The word "dialogue" immediately gives comfort to hard-liners, says Ayatollah Haeri. While Beer's comments went unnoticed by the U.S. press, they were prominently featured by the official Islamic Republic News Agency in a Feb. 7 dispatch from Washington.
In an interview with Insight, Beers went even further. "We are prepared to talk to the Iranian government" of hard-line, anti-American clerics, he insisted. "While we realize we have major differences, there are areas that could form the basis for cooperation, such as working together to stop drug production in Afghanistan."
Beers has a special history in Washington. A longtime National Security Council aide who served President Clinton and was carried over by the Bush White House, he resigned as the war in Iraq began in March 2003. Just weeks later, he volunteered for the Kerry campaign.
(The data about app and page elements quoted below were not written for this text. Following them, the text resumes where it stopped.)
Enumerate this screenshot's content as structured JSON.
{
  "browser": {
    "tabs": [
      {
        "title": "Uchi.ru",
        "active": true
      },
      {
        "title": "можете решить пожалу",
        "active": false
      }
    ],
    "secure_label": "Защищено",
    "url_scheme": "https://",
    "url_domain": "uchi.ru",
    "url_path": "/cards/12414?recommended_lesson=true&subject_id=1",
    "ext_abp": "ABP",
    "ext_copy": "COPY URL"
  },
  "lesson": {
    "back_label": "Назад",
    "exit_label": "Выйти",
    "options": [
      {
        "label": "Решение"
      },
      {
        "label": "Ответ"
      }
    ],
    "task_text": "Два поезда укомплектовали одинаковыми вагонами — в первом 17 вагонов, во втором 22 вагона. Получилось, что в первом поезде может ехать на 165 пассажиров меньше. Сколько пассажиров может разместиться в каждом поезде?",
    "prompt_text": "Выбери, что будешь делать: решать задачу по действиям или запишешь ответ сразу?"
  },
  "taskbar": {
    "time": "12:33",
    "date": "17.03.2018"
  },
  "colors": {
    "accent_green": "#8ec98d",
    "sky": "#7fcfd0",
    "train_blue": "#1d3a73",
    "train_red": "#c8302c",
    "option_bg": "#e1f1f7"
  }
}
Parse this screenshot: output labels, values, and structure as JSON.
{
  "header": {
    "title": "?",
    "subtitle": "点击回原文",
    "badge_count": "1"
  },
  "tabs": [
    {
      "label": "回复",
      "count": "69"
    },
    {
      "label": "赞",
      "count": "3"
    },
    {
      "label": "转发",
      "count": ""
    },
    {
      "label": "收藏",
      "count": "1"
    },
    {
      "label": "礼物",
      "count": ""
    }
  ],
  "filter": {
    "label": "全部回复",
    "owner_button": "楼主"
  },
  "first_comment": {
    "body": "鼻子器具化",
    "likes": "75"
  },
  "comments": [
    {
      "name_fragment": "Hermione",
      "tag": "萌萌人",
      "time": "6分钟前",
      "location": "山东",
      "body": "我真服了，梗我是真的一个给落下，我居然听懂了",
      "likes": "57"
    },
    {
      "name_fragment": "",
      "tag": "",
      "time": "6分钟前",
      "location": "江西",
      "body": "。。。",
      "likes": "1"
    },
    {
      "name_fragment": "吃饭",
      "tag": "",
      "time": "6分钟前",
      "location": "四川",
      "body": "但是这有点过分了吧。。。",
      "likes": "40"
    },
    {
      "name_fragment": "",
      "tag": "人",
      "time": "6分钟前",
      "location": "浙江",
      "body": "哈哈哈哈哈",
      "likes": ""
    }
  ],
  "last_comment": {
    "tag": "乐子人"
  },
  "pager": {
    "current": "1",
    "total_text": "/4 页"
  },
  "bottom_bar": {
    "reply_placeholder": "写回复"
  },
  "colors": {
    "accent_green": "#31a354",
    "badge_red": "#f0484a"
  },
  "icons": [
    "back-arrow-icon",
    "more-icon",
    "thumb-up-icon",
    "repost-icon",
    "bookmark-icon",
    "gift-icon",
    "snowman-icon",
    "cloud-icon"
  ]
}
The Washington Post heralded him in a profile as "a lifelong bureaucrat" who was an "unlikely insurgent." Yet the Post acknowledged that he was a "registered Democrat" who by resigning at such a critical moment was "not just declaring that he's a Democrat. He's declaring that he's a Kerry Democrat, and the way he wants to make a difference in the world is to get his former boss [Bush] out of office."
Talking to Insight, Beers compares Kerry's proposal to begin talks with Iran to the senator's earlier advocacy of renewing relations with Vietnam after the Vietnam War: "No expectations, eyes wide open."
With Iran, which is known to be harboring top al-Qaeda operatives, Beers says "there is no way to have a deal without having the hard-liners as part of the dialogue. We are prepared to talk to the hard-line element" as part of an overall political dialogue with the Iranian regime.
The Kerry policy of seeking an accommodation with the regime is not new, says Patrick Clawson, the deputy director of the Washington Institute for Near East Policy who has been tracking Iran policy for two decades. "Kerry's approach is that of many in Europe who think you must entice rogue regimes. Enticement only works if it is followed up with the notion that there would be a penalty if they didn't behave. I see nothing of that in Sen. Kerry's statements."
For Aryo Pirouznia, who chairs the Student Movement Coordination Committee for Democracy in Iran, Kerry's offer to negotiate with hard-liners in the regime smacks of lunacy. "America is incredibly popular with the Iranian masses, so this is a grave mistake for a short-term benefit," Pirouznia says. "To the regime, this sends a message that America is willing to make a deal despite the blood of Americans who were murdered in Dhahran [Saudi Arabia] and are being killed today in Iraq by so-called foreign elements. And to Iranians, it shows that the old establishment may be back in power, a return to the Carter era."
Pirouznia's Texas-based support group, which worked closely with protesting students during the July 1999 uprising in Tehran, sent an open letter to Kerry on Feb. 19 noting that "millions of dollars" had been raised for the Democratic Party by Iranian-American political-action committees and fund-raisers with ties to the Tehran regime. "By sending such a message directly to the organs and the megaphones of the dictatorial Islamic regime, you have given them credibility, comfort and embraced this odious theocracy," Pirouznia says. "You have encouraged and emboldened a tyrannical regime to use this as propaganda and declare 'open season' on the freedom fighters in Iran."
Kenneth R. Timmerman is a senior writer for Insight.